Saturday, October 12, 2002

False Damask

I finally got a chance to play with my weaving. I'm still having some warp
problems, but I don't know if it's my loom or me! This is the first time I've
had all 10 treadles tied up, most with 4 harnesses tied to it, and I'm noticing
that when I press the treadle on the far left the heddle doesn't raise evenly.
The right side doesn't raise as much. Since I usually only had the four treadles
tied I didn't notice it. I think I'll also layer up some newspapers and spray
WD-40 on all the moving joints. After my misguided attempt to move heddles,
rsulting in them all landing on the floor, I steel wooled all the metal strips
that hold the heddles on all 8 of the harnesses, so they now just glide across.
Maybe that will help.

I have only a little warp left on the false damask tie up, so I thought I'd
try out some contrasting colors, rather that the white/off-white that was suggested.
Treadling with no repeats, treadling 4 times 1-4, then 4 times 5-8. Then I did
all 1-4 which gives the stripe. I like the look of the colors, although the white/off-white is cool too. If you
have WinWeave,
you can download the file.

Here's another problem that I have been encountering - maybe someone has a
suggestion. I've started using vinyl slats from some old blinds to separate
the towels. I keep getting the thread from the shuttle stuck on it. In the picture
on the right you can see the slats almost reading to wind on. Before that point
both the tie on rods and the slats catch my thread and my smooth rhythm is violently
stopped. There's got to be a way to keep that from happening.

Saturday, October 05, 2002

Spin Your Stash

I got LOTS of ideas from the Stash Reduction Weekend I spend at Claudia's.
Claudia is a great teacher/facilitator, and I sat at the feet of some wonderful
fiber people and soaked in even more. It's sort of hard to say exactly what
I learned, but it's safe to say that I have expanded my way of thinking about
blending and color.

Once I saw what everyone else was doing, I really wanted to buy more colorful
fibers to blend. Except for the autumn cardigan
I'm working on now, I've shyed away from the brighter colors, mostly because
I was never successful in spinning into anything but garish or muddy colors.
But the easy way doesn't always teach you as much, so I went with what I had

The first thing I wanted to do was to use the mohair
combed top
that I found to be way too slippery for me to handle. I also
had close to a pound of Ashford Bay top that I
wanted to blend with it. Since I have about 8 pounds of a grey roving (I sent
out a bunch of washed romney from various sources to Ohio Valley and had them
blend it all together) I thought it might work with that.

Here are some of the working ideas we came up with:

The variations in this green Ashland Bay top weren't showing
up in the brown, I tried it with the grey and like it better, but now I'm
thinking I might try it with white.
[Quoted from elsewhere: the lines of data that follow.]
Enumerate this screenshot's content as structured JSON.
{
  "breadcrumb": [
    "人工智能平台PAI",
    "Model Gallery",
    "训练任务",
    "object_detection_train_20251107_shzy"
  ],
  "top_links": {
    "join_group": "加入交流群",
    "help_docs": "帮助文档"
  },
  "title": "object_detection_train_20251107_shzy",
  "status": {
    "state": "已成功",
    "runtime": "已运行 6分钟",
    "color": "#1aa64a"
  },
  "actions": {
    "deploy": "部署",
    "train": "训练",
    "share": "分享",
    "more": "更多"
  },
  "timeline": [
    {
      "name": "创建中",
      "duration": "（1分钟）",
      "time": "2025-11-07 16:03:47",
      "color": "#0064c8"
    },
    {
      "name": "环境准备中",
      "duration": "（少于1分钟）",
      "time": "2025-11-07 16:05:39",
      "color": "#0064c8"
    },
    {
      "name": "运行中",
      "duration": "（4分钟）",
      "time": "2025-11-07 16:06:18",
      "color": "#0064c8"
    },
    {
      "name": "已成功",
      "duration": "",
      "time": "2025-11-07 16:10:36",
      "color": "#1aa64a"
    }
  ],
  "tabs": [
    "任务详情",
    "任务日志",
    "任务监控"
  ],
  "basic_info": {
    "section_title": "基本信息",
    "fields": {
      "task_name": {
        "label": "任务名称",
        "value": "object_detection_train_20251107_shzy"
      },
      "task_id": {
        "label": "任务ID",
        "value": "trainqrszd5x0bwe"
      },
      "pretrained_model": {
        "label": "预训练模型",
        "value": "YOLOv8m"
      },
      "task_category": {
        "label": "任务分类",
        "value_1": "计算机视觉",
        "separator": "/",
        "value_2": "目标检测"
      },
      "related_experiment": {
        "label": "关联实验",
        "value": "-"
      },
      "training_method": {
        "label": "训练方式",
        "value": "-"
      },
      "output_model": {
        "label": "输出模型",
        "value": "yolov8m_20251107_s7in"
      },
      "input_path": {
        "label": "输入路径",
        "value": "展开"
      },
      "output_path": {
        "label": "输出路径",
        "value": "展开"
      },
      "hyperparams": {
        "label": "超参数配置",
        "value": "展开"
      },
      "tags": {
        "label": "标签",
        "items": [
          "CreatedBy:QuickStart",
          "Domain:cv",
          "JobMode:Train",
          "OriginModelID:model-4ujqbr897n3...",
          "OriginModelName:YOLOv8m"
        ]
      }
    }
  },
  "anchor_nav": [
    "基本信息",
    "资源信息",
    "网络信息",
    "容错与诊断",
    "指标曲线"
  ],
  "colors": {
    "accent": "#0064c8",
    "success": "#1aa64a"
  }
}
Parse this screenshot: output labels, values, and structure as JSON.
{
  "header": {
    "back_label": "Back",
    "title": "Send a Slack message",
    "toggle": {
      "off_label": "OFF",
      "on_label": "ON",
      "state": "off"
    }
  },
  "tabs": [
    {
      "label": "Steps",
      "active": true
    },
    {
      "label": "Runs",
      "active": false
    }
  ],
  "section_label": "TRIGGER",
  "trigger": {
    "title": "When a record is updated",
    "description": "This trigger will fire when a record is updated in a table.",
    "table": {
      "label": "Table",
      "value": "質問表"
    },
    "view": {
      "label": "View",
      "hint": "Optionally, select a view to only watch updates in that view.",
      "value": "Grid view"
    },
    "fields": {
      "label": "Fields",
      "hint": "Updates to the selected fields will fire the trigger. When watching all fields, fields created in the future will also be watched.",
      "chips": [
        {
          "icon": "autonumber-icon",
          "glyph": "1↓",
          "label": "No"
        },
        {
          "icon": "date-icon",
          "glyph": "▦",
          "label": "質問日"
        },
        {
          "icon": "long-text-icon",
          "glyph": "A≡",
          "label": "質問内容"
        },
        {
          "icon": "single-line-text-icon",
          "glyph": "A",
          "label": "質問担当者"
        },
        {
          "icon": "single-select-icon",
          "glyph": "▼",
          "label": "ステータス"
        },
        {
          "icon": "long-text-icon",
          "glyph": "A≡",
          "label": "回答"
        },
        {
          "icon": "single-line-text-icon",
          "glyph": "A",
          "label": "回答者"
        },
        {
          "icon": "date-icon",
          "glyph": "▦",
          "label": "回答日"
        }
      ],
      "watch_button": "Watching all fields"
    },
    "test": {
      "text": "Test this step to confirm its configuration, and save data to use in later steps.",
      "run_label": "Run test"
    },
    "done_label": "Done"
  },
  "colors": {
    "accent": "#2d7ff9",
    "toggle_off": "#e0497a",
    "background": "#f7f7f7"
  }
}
Yes, I do have POUNDS of white also.
I have a small amount of an angora, silk, merino blend in an off white,
so I may add that too.

This is brown roving, mostly romney, that I had blended and
carded at Ohio Valley I bought a little of the pumpkin Ashland Bay to spice
it up and used a tannish variegated top I had. I also used the mohair top
in this blend, but I still think the brown is taking over. I had planned
on plying this with a single brown, but unless I change the proportions,
I might get a better yarn double plying.

Here I just finger teased up some romney locks that had been
washed, but nothing else done to it. Then I VERY quickly spun it up and
plyed it with a some of the grey roving I had previously spun. This was
hard for me to do because I wanted to control it more, but I think I like
the rustic quality of the yarn. It's little too fuzzy in places, but I think
I'll flick the tips and cut end before I finger tease it and that should
even it out a bit.